Work order
Your job is to copy all the entries precisely as they stand.

Given data
►

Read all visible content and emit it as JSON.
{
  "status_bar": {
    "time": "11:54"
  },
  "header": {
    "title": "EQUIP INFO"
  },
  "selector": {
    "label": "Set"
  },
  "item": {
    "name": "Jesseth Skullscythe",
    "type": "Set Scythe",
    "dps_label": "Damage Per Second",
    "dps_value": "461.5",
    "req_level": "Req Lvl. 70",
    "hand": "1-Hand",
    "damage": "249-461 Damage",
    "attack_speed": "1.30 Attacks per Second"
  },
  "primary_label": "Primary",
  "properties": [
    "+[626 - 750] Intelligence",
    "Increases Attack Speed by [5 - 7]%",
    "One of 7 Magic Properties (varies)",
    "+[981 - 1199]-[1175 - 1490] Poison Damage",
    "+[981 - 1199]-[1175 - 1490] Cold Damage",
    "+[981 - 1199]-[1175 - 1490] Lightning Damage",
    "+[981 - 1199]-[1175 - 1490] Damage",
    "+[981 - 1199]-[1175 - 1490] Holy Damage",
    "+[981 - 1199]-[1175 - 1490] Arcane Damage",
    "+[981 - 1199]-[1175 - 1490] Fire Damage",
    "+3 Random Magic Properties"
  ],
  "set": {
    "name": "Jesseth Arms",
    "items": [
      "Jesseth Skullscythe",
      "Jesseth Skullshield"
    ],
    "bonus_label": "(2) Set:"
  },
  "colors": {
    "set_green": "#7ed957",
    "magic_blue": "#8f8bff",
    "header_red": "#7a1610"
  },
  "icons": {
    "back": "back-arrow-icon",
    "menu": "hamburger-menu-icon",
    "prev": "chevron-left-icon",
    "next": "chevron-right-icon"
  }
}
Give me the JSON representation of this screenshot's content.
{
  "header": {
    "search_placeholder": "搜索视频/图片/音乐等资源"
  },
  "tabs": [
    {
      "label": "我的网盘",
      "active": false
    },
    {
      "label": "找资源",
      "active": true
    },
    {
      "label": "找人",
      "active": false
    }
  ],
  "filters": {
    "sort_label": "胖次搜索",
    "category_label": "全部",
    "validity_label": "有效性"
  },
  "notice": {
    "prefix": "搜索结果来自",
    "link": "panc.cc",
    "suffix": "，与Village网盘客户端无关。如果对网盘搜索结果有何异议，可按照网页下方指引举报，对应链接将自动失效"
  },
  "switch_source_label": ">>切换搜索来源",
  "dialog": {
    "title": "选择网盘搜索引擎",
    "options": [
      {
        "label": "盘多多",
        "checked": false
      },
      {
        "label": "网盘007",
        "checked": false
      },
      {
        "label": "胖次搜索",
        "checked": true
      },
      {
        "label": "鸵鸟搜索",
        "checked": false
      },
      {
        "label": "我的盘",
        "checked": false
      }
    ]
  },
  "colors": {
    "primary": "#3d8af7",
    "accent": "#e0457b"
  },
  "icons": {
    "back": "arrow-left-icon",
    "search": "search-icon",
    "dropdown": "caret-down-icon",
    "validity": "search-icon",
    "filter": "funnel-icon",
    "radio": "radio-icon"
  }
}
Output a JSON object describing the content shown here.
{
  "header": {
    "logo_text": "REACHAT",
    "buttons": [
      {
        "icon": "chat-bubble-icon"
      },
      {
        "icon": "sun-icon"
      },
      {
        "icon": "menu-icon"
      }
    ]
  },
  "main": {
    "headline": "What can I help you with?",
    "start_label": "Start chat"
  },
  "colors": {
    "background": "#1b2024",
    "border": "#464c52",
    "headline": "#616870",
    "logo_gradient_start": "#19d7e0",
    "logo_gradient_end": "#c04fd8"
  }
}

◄

Task result
Read all visible content and emit it as JSON.
{
  "status_bar": {
    "time": "11:54"
  },
  "header": {
    "title": "EQUIP INFO"
  },
  "selector": {
    "label": "Set"
  },
  "item": {
    "name": "Jesseth Skullscythe",
    "type": "Set Scythe",
    "dps_label": "Damage Per Second",
    "dps_value": "461.5",
    "req_level": "Req Lvl. 70",
    "hand": "1-Hand",
    "damage": "249-461 Damage",
    "attack_speed": "1.30 Attacks per Second"
  },
  "primary_label": "Primary",
  "properties": [
    "+[626 - 750] Intelligence",
    "Increases Attack Speed by [5 - 7]%",
    "One of 7 Magic Properties (varies)",
    "+[981 - 1199]-[1175 - 1490] Poison Damage",
    "+[981 - 1199]-[1175 - 1490] Cold Damage",
    "+[981 - 1199]-[1175 - 1490] Lightning Damage",
    "+[981 - 1199]-[1175 - 1490] Damage",
    "+[981 - 1199]-[1175 - 1490] Holy Damage",
    "+[981 - 1199]-[1175 - 1490] Arcane Damage",
    "+[981 - 1199]-[1175 - 1490] Fire Damage",
    "+3 Random Magic Properties"
  ],
  "set": {
    "name": "Jesseth Arms",
    "items": [
      "Jesseth Skullscythe",
      "Jesseth Skullshield"
    ],
    "bonus_label": "(2) Set:"
  },
  "colors": {
    "set_green": "#7ed957",
    "magic_blue": "#8f8bff",
    "header_red": "#7a1610"
  },
  "icons": {
    "back": "back-arrow-icon",
    "menu": "hamburger-menu-icon",
    "prev": "chevron-left-icon",
    "next": "chevron-right-icon"
  }
}
Give me the JSON representation of this screenshot's content.
{
  "header": {
    "search_placeholder": "搜索视频/图片/音乐等资源"
  },
  "tabs": [
    {
      "label": "我的网盘",
      "active": false
    },
    {
      "label": "找资源",
      "active": true
    },
    {
      "label": "找人",
      "active": false
    }
  ],
  "filters": {
    "sort_label": "胖次搜索",
    "category_label": "全部",
    "validity_label": "有效性"
  },
  "notice": {
    "prefix": "搜索结果来自",
    "link": "panc.cc",
    "suffix": "，与Village网盘客户端无关。如果对网盘搜索结果有何异议，可按照网页下方指引举报，对应链接将自动失效"
  },
  "switch_source_label": ">>切换搜索来源",
  "dialog": {
    "title": "选择网盘搜索引擎",
    "options": [
      {
        "label": "盘多多",
        "checked": false
      },
      {
        "label": "网盘007",
        "checked": false
      },
      {
        "label": "胖次搜索",
        "checked": true
      },
      {
        "label": "鸵鸟搜索",
        "checked": false
      },
      {
        "label": "我的盘",
        "checked": false
      }
    ]
  },
  "colors": {
    "primary": "#3d8af7",
    "accent": "#e0457b"
  },
  "icons": {
    "back": "arrow-left-icon",
    "search": "search-icon",
    "dropdown": "caret-down-icon",
    "validity": "search-icon",
    "filter": "funnel-icon",
    "radio": "radio-icon"
  }
}
Output a JSON object describing the content shown here.
{
  "header": {
    "logo_text": "REACHAT",
    "buttons": [
      {
        "icon": "chat-bubble-icon"
      },
      {
        "icon": "sun-icon"
      },
      {
        "icon": "menu-icon"
      }
    ]
  },
  "main": {
    "headline": "What can I help you with?",
    "start_label": "Start chat"
  },
  "colors": {
    "background": "#1b2024",
    "border": "#464c52",
    "headline": "#616870",
    "logo_gradient_start": "#19d7e0",
    "logo_gradient_end": "#c04fd8"
  }
}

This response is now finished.